Skip to main content
Menu Icon Menu Icon
Close

InfoBytes Blog

Financial Services Law Insights and Observations

4th Circuit reverses dismissal of RESPA property tax suit

Courts Appellate Fourth Circuit Escrow RESPA Mortgages

Courts

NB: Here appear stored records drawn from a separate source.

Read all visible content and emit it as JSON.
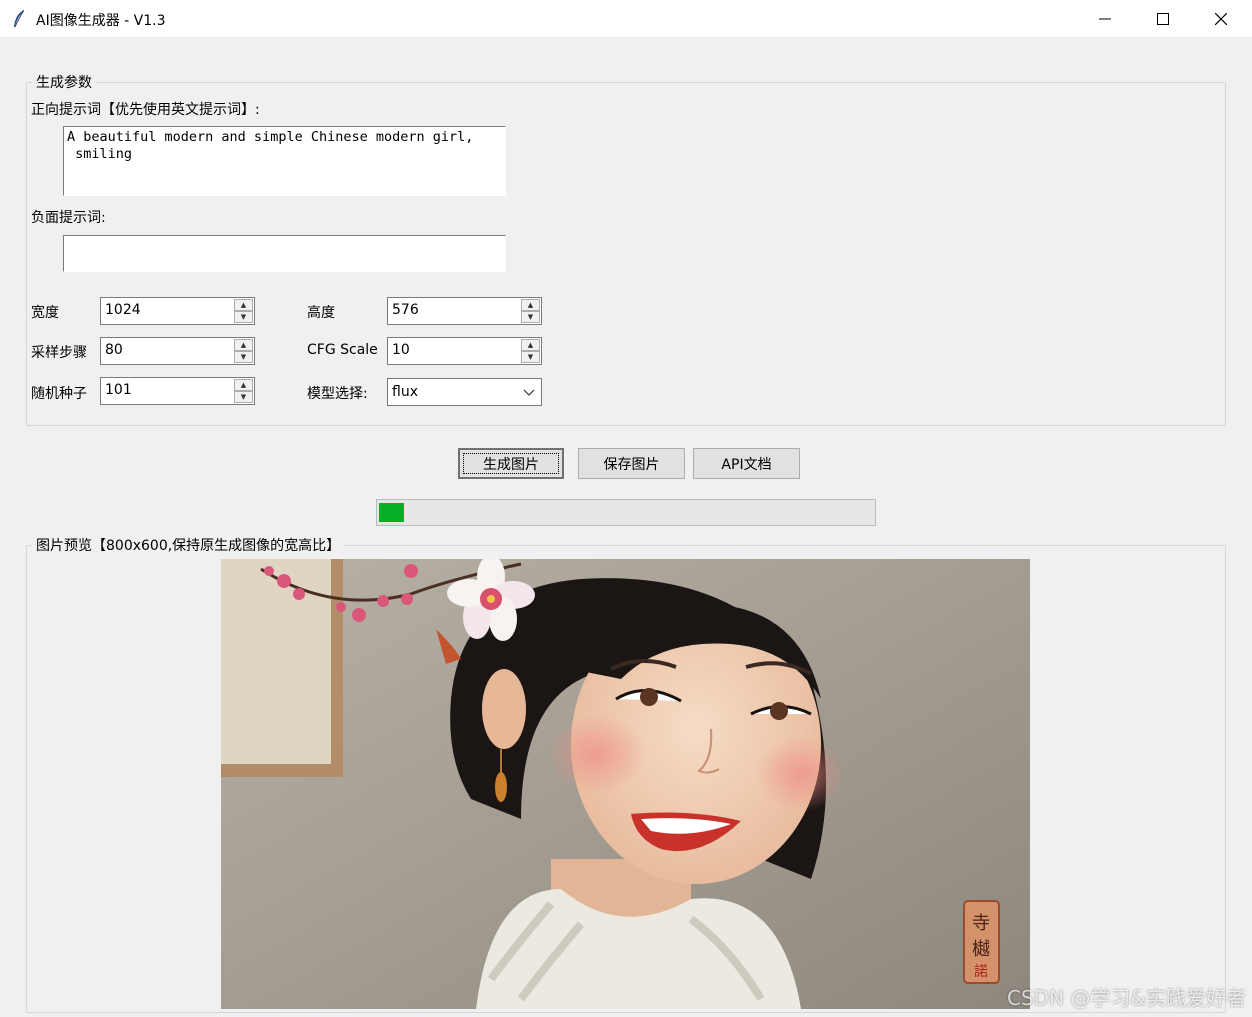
{
  "window": {
    "title": "AI图像生成器 - V1.3",
    "controls": {
      "minimize": "minimize-icon",
      "maximize": "maximize-icon",
      "close": "close-icon"
    }
  },
  "params": {
    "group_label": "生成参数",
    "positive_label": "正向提示词【优先使用英文提示词】:",
    "positive_value": "A beautiful modern and simple Chinese modern girl,\n smiling",
    "negative_label": "负面提示词:",
    "negative_value": "",
    "width_label": "宽度",
    "width_value": "1024",
    "height_label": "高度",
    "height_value": "576",
    "steps_label": "采样步骤",
    "steps_value": "80",
    "cfg_label": "CFG Scale",
    "cfg_value": "10",
    "seed_label": "随机种子",
    "seed_value": "101",
    "model_label": "模型选择:",
    "model_value": "flux"
  },
  "actions": {
    "generate": "生成图片",
    "save": "保存图片",
    "api_docs": "API文档"
  },
  "progress": {
    "value": 0.05,
    "color": "#06b025"
  },
  "preview": {
    "group_label": "图片预览【800x600,保持原生成图像的宽高比】",
    "seal_text": [
      "寺",
      "樾",
      "諾"
    ],
    "watermark": "CSDN @学习&实践爱好者"
  }
}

On October 2, the U.S. Court of Appeals for the Fourth Circuit reversed the dismissal of a putative class action, concluding that the current mortgage servicer has the obligation under RESPA to pay tax payments as they become due. According to the opinion, after a consumer refinanced their mortgage loan, the mortgage was sold to a new mortgage company (defendant), which took over the servicing rights and responsibilities from the previous servicer, effective October 2017. The consumer continued making payments on the mortgage loan, which included payments to an escrow account for property taxes. The defendant allegedly did not pay the consumer’s property taxes due in November 2017 until sometime in 2018. The city assessed late penalties (which the defendant ultimately paid) and the late payment adversely affected the consumer’s income tax bill in the amount of $895. The consumer filed a putative class action alleging, among other things, that the defendant violated RESPA by failing to make the tax payment on time. The district court dismissed the action, concluding that the previous servicer was “responsible as ‘the servicer’ under RESPA” to make the payments.

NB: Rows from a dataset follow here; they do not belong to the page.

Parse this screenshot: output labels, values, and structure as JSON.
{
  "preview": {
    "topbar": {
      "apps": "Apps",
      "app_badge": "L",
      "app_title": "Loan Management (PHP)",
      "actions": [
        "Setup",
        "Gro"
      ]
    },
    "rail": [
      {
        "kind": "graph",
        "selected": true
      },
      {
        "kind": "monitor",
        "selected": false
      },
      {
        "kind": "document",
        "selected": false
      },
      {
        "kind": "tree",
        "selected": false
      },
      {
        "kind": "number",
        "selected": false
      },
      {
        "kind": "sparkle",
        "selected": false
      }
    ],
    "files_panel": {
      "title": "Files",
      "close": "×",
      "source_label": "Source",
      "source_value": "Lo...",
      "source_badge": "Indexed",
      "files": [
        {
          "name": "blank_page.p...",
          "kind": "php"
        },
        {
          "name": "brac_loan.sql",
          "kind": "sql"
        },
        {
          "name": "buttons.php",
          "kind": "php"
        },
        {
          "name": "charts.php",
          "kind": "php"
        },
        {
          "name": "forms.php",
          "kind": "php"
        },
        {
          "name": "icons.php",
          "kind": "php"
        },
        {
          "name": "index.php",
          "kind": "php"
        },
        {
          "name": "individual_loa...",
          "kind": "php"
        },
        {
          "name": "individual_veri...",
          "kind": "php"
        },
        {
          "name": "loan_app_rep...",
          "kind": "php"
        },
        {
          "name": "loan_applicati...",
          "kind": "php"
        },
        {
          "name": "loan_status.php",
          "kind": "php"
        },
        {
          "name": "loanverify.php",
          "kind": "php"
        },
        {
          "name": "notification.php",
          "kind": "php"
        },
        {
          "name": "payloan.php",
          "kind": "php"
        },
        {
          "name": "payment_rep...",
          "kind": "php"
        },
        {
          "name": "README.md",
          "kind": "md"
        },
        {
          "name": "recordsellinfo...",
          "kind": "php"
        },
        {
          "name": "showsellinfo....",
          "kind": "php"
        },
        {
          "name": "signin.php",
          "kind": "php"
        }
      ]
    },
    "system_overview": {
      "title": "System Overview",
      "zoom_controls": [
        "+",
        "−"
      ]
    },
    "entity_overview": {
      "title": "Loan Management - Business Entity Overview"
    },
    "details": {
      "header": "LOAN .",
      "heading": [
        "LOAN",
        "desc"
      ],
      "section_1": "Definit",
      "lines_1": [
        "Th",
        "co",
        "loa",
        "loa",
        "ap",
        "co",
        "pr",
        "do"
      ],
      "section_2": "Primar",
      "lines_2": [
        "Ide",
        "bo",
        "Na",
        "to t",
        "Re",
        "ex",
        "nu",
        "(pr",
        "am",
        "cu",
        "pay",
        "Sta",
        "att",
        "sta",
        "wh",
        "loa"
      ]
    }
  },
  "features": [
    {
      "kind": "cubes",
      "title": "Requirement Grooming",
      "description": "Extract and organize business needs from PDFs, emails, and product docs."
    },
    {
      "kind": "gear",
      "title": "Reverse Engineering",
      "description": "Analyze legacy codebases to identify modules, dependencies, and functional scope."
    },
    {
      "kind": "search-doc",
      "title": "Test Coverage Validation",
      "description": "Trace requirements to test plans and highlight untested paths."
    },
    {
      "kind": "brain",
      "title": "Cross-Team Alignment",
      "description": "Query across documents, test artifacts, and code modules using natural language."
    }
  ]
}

On appeal, the 4th Circuit disagreed, concluding that the consumer plausibly alleged that the defendant was responsible for servicing his mortgage at the time, and therefore, responsible for making his tax payment when due. The appellate court rejected the defendant’s argument that RESPA requires the entity that “received funds for escrow” to make the tax payment when due. RESPA, according to the appellate court, “connects the servicer’s obligation to a payment’s due date, not the date of payment into escrow by the borrower.” Thus, the defendant would be “the servicer” responsible for paying the mortgage tax from the borrower’s escrow account on its due date.

Share page with AddThis